The Joint Committee on Vaccination and Immunisation (JCVI) advises the COVID-19 vaccine roll-out of all four nations of the United Kingdom, who have followed their guidance so far.
“Although it isn’t yet published, I can confirm that (the Scottish Government) has received advice from JCVI (advisers) recommending that vaccination is offered to all 5-11 yr olds,” Sturgeon said in a tweet.
“We will accept this advice & work is now underway on the logistics of delivery.”
Wales has also said it will implement the JCVI advice, with the Welsh health minister saying she was not quite sure why the publication of the JCVI’s advice has been delayed.
Britain has been slower than some other countries in offering the shots to 5-11 year olds. While vulnerable children have been offered the shot, Britain is not currently vaccinating the age group more broadly unlike countries such as the United States and Israel.

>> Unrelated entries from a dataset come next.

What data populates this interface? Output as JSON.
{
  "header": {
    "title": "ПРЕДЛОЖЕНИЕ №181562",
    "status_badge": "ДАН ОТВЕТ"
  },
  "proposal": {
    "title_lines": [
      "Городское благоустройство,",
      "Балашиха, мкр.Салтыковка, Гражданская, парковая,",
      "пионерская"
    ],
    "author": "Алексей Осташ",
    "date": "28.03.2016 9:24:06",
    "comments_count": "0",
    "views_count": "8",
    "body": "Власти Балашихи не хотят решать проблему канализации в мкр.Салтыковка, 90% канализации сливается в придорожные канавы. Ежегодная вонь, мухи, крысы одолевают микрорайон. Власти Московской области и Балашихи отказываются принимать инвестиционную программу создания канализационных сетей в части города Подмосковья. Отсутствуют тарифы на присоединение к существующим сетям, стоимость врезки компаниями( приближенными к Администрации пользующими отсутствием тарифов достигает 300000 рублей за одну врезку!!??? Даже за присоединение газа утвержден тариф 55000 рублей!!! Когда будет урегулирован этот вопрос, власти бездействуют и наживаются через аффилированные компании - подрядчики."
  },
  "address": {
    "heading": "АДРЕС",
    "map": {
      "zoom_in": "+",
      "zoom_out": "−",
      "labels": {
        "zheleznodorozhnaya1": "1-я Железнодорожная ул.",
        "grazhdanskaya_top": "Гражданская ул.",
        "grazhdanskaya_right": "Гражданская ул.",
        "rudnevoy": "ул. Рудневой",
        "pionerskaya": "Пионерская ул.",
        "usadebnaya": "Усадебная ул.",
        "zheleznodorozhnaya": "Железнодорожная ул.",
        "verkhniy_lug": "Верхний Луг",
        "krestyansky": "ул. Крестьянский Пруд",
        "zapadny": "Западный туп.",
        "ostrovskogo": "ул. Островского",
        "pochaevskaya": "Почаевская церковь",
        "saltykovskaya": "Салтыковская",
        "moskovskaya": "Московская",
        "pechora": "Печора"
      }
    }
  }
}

The British government, which sets health policy for England, is yet to announce the vaccination of 5-11 year olds, even though its vaccine rollout policy is usually co-ordinated with other UK nations.
Prime Minister Boris Johnson has said that he will set out more details of his strategy for living with COVID when parliament returns on Monday next week.
“We are reviewing the JCVI’s advice as part of wider decision-making ahead of the publication of our long-term strategy for living with COVID-19,” a UK health ministry spokesperson said. “More detail will be set out shortly.”
(Reporting by Alistair Smout, editing by William James)